In colder temperatures, consider bringing your dog indoors to keep them warm and safe. Keep an eye on the temperature outside and keep your German Shepherd out of the cold for extended periods when the temperature drops below 30 °F (-1 °C).
Proper Nutrition And Exercise
Maintaining a nutritious diet plays a crucial role in keeping your German Shepherd healthy during winter. Cold weather requires more energy for your dog to keep warm, so consider increasing their food intake slightly, especially if they spend a lot of time outside. Ensure that your German Shepherd has access to clean, fresh water at all times, as dehydration can make them more susceptible to cold-weather illnesses.
Regular exercise is essential for your German Shepherd’s well-being, even during winter months. However, make sure to keep your walks and outdoor play sessions shorter in colder weather to prevent overexposure. Monitor your dog for signs of discomfort, such as shivering or reluctance to move, and make sure to dry them off thoroughly after being out in the wet or snowy conditions.
In addition, maintaining a proper grooming routine can help to keep your German Shepherd’s coat healthy and insulated. Regular brushing helps to remove dead hair and stimulates the growth of new, warm fur. Avoid shaving or cutting your dog’s hair too short during winter months, as their thick coat provides essential insulation against the cold.
By following these tips and paying close attention to your German Shepherd’s needs, you can ensure that your furry friend stays warm and comfortable during the winter season.
Dog Boots and Clothing
During colder months, it’s essential to provide your German Shepherd with additional coverings, such as dog boots and clothing. These items help protect their feet from the cold ground and keep their body temperature stable. Make sure to properly measure and select the appropriate size for your dog for maximum comfort. When choosing dog boots or jackets, look for waterproof and insulated materials, as these will best protect your pet from the elements.
Avoiding Common Hazards
While winter can be an enjoyable time for your German Shepherd, certain hazards should be avoided to ensure their health and safety. Here are a few tips:
- Climate: Be aware of the cold climate and its effect on your dog. Monitor your German Shepherd’s behavior and look for signs of discomfort, such as shivering or whining. Bring them inside if you notice any signs of hypothermia or discomfort.
- Water Bowl: Prevent your dog’s water bowl from freezing by using a heated water dish or by periodically replacing the water.
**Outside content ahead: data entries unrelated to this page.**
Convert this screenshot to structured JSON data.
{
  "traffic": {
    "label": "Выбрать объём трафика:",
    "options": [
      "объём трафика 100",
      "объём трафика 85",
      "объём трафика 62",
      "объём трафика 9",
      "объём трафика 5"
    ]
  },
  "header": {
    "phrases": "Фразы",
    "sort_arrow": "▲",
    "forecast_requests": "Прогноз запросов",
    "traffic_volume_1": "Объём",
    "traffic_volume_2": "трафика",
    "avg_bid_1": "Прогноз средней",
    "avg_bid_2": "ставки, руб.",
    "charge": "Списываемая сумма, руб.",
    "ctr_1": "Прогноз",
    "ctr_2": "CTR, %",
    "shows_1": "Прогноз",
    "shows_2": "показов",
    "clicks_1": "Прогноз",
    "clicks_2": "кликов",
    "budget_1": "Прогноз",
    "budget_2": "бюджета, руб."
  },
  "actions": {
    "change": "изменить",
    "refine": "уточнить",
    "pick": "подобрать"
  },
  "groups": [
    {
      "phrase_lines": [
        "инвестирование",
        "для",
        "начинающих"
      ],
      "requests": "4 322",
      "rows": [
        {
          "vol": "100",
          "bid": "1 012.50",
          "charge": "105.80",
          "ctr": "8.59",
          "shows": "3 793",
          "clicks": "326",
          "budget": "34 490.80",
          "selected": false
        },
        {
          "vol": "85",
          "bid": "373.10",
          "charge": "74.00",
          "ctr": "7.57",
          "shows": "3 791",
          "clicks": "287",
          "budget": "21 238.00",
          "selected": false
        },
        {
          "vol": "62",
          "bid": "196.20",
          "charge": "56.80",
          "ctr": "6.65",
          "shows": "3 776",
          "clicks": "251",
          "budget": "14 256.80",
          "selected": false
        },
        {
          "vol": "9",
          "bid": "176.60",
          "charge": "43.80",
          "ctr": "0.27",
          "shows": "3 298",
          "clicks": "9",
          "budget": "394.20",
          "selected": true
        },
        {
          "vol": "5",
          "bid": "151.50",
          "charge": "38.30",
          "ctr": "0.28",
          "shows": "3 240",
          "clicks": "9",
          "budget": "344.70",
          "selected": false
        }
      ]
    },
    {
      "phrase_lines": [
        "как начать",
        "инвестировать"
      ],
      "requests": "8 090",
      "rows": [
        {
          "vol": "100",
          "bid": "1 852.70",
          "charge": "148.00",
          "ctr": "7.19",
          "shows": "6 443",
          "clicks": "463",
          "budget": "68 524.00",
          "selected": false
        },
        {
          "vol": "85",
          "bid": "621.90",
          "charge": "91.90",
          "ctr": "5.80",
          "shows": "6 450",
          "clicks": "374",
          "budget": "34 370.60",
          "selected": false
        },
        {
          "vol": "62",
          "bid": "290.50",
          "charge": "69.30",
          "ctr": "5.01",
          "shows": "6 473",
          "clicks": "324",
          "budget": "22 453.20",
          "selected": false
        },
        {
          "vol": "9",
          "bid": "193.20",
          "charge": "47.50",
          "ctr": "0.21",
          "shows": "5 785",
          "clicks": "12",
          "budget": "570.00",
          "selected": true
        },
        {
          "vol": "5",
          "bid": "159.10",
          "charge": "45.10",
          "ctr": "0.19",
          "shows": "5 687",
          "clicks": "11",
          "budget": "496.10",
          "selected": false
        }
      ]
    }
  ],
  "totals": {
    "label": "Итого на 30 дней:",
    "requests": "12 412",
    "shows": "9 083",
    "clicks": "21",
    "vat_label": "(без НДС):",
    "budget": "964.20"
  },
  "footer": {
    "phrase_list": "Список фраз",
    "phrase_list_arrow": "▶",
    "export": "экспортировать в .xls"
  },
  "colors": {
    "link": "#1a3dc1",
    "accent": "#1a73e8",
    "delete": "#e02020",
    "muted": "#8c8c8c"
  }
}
Keeping your dog hydrated is essential for their overall health.
- Doghouse: If your German Shepherd spends any time outdoors in their doghouse during the winter, make sure it is well-insulated and draft-free. Provide them with a warm and dry bed to help maintain their body temperature.
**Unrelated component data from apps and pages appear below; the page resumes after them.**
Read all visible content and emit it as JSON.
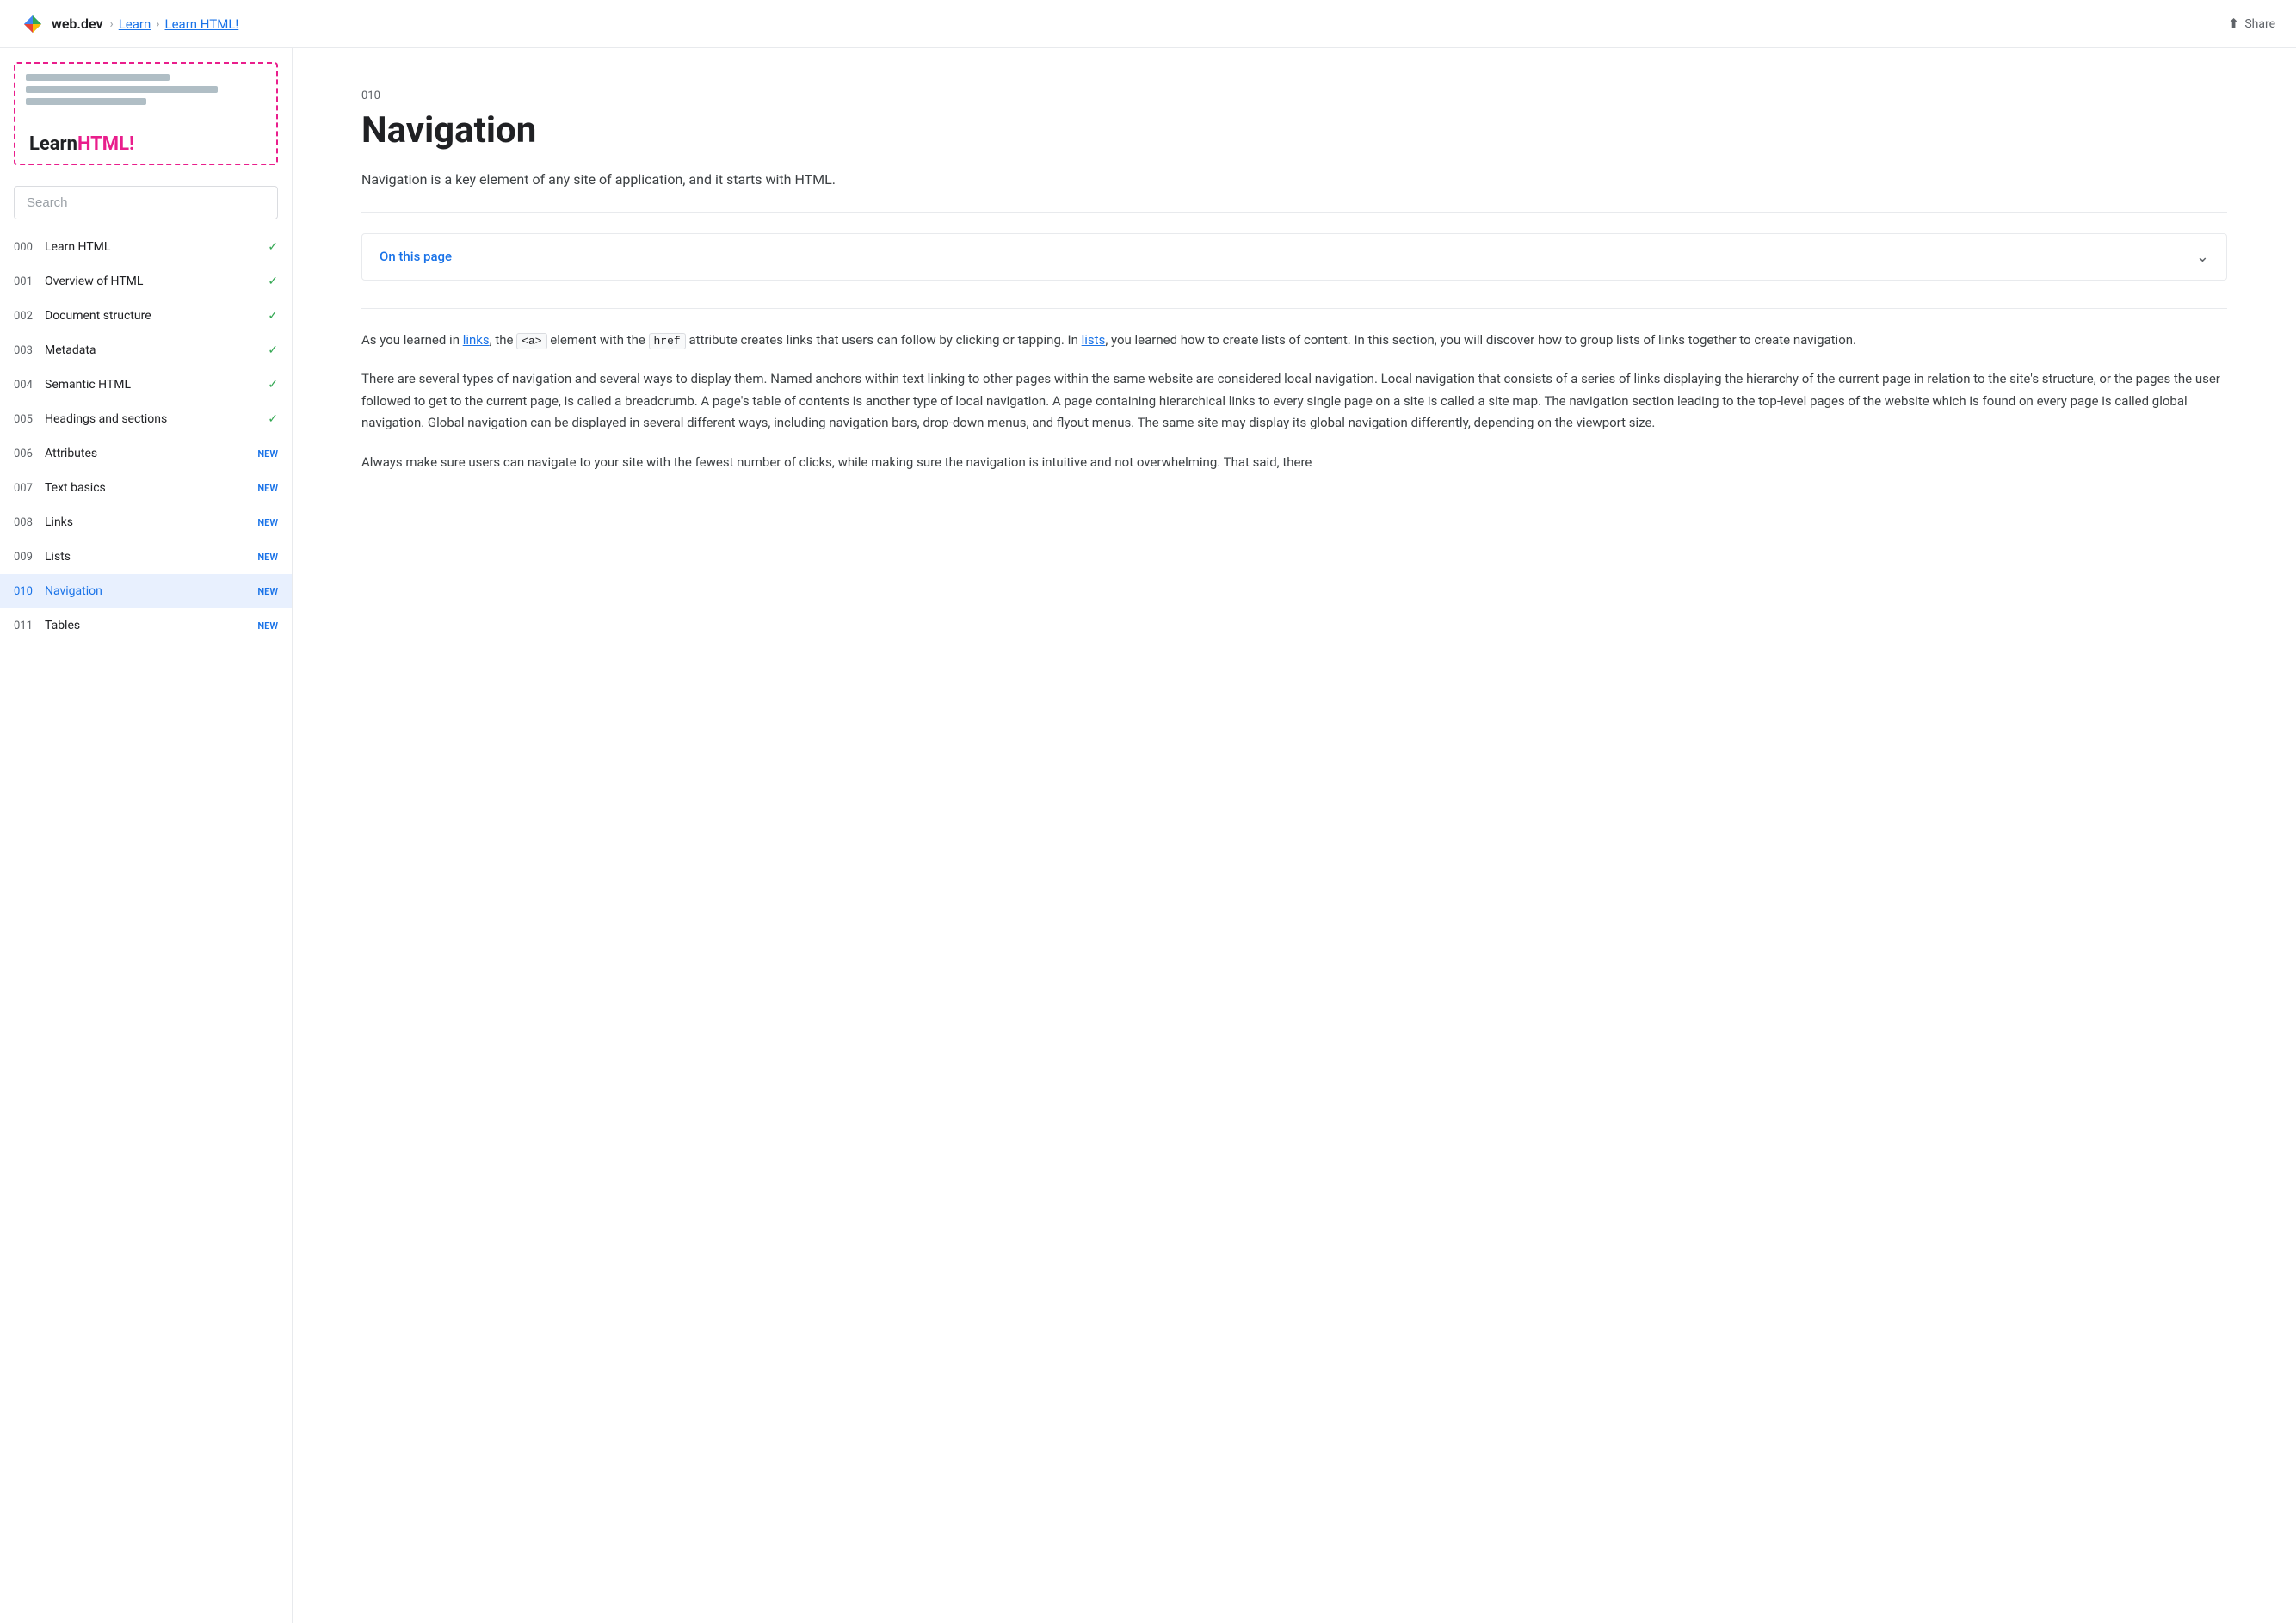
{
  "header": {
    "logo_text": "web.dev",
    "breadcrumbs": [
      "Learn",
      "Learn HTML!"
    ],
    "share_label": "Share"
  },
  "sidebar": {
    "hero_title_learn": "Learn",
    "hero_title_html": "HTML",
    "hero_title_excl": "!",
    "search_placeholder": "Search",
    "nav_items": [
      {
        "num": "000",
        "label": "Learn HTML",
        "badge": "",
        "check": true
      },
      {
        "num": "001",
        "label": "Overview of HTML",
        "badge": "",
        "check": true
      },
      {
        "num": "002",
        "label": "Document structure",
        "badge": "",
        "check": true
      },
      {
        "num": "003",
        "label": "Metadata",
        "badge": "",
        "check": true
      },
      {
        "num": "004",
        "label": "Semantic HTML",
        "badge": "",
        "check": true
      },
      {
        "num": "005",
        "label": "Headings and sections",
        "badge": "",
        "check": true
      },
      {
        "num": "006",
        "label": "Attributes",
        "badge": "NEW",
        "check": false
      },
      {
        "num": "007",
        "label": "Text basics",
        "badge": "NEW",
        "check": false
      },
      {
        "num": "008",
        "label": "Links",
        "badge": "NEW",
        "check": false
      },
      {
        "num": "009",
        "label": "Lists",
        "badge": "NEW",
        "check": false
      },
      {
        "num": "010",
        "label": "Navigation",
        "badge": "NEW",
        "check": false,
        "active": true
      },
      {
        "num": "011",
        "label": "Tables",
        "badge": "NEW",
        "check": false
      }
    ]
  },
  "content": {
    "num": "010",
    "title": "Navigation",
    "subtitle": "Navigation is a key element of any site of application, and it starts with HTML.",
    "on_this_page_label": "On this page",
    "paragraph1": "As you learned in links, the <a> element with the href attribute creates links that users can follow by clicking or tapping. In lists, you learned how to create lists of content. In this section, you will discover how to group lists of links together to create navigation.",
    "paragraph2": "There are several types of navigation and several ways to display them. Named anchors within text linking to other pages within the same website are considered local navigation. Local navigation that consists of a series of links displaying the hierarchy of the current page in relation to the site's structure, or the pages the user followed to get to the current page, is called a breadcrumb. A page's table of contents is another type of local navigation. A page containing hierarchical links to every single page on a site is called a site map. The navigation section leading to the top-level pages of the website which is found on every page is called global navigation. Global navigation can be displayed in several different ways, including navigation bars, drop-down menus, and flyout menus. The same site may display its global navigation differently, depending on the viewport size.",
    "paragraph3": "Always make sure users can navigate to your site with the fewest number of clicks, while making sure the navigation is intuitive and not overwhelming. That said, there"
  }
}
- Salt: Roads and sidewalks are often treated with salt and other chemicals during the winter months. These substances can be harmful if ingested or in contact with your dog’s paws. When coming back from walks, thoroughly wipe your dog’s feet to remove potential irritants.
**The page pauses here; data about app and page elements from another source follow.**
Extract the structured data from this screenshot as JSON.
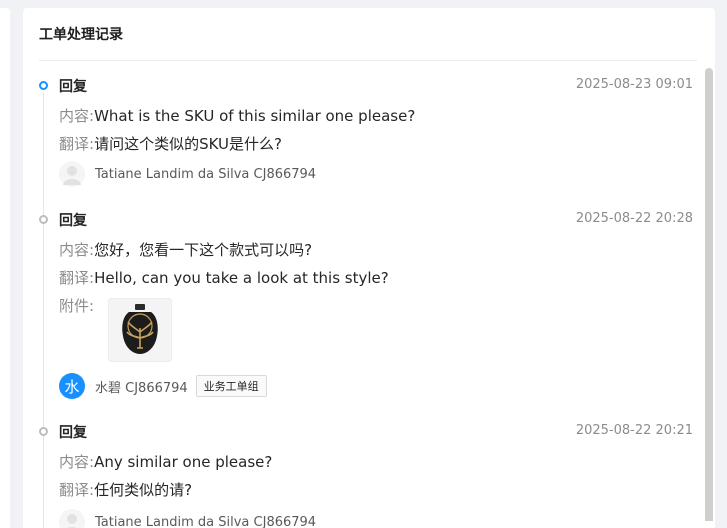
{
  "panel": {
    "title": "工单处理记录"
  },
  "labels": {
    "content": "内容:",
    "translation": "翻译:",
    "attachment": "附件:"
  },
  "entries": [
    {
      "type": "回复",
      "time": "2025-08-23 09:01",
      "content": "What is the SKU of this similar one please?",
      "translation": "请问这个类似的SKU是什么?",
      "author": "Tatiane Landim da Silva CJ866794",
      "active": true
    },
    {
      "type": "回复",
      "time": "2025-08-22 20:28",
      "content": "您好，您看一下这个款式可以吗?",
      "translation": "Hello, can you take a look at this style?",
      "attachment_icon": "product-photo-thumbnail",
      "author": "水碧 CJ866794",
      "avatar_initial": "水",
      "group": "业务工单组"
    },
    {
      "type": "回复",
      "time": "2025-08-22 20:21",
      "content": "Any similar one please?",
      "translation": "任何类似的请?",
      "author": "Tatiane Landim da Silva CJ866794"
    }
  ],
  "colors": {
    "accent": "#1890ff",
    "muted": "#8c8c8c",
    "text": "#262626"
  }
}
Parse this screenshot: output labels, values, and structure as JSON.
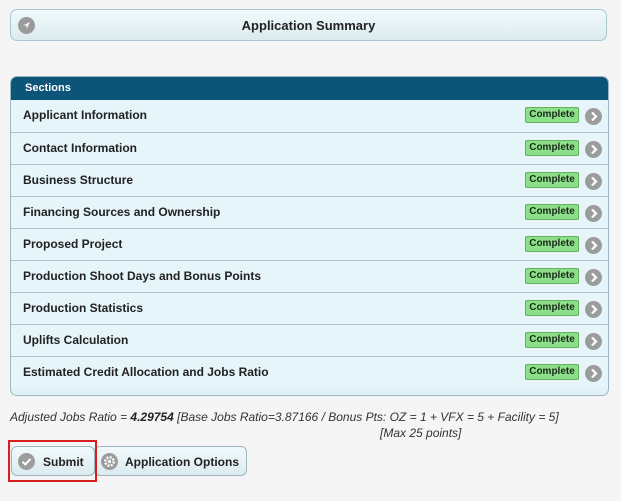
{
  "summary": {
    "title": "Application Summary"
  },
  "sections": {
    "header": "Sections",
    "items": [
      {
        "label": "Applicant Information",
        "status": "Complete"
      },
      {
        "label": "Contact Information",
        "status": "Complete"
      },
      {
        "label": "Business Structure",
        "status": "Complete"
      },
      {
        "label": "Financing Sources and Ownership",
        "status": "Complete"
      },
      {
        "label": "Proposed Project",
        "status": "Complete"
      },
      {
        "label": "Production Shoot Days and Bonus Points",
        "status": "Complete"
      },
      {
        "label": "Production Statistics",
        "status": "Complete"
      },
      {
        "label": "Uplifts Calculation",
        "status": "Complete"
      },
      {
        "label": "Estimated Credit Allocation and Jobs Ratio",
        "status": "Complete"
      }
    ]
  },
  "jobs": {
    "prefix": "Adjusted Jobs Ratio = ",
    "value": "4.29754",
    "detail": " [Base Jobs Ratio=3.87166 / Bonus Pts: OZ = 1 + VFX = 5 + Facility = 5]",
    "max": "[Max 25 points]"
  },
  "actions": {
    "submit_label": "Submit",
    "options_label": "Application Options"
  },
  "colors": {
    "header_bg": "#0d5479",
    "badge_bg": "#8de08a",
    "highlight": "#d62020"
  }
}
Remember, being mindful of your German Shepherd’s comfort during cold climates is crucial. By monitoring their body temperature and making a few small adjustments, you can ensure a safe and enjoyable winter experience for you and your furry friend.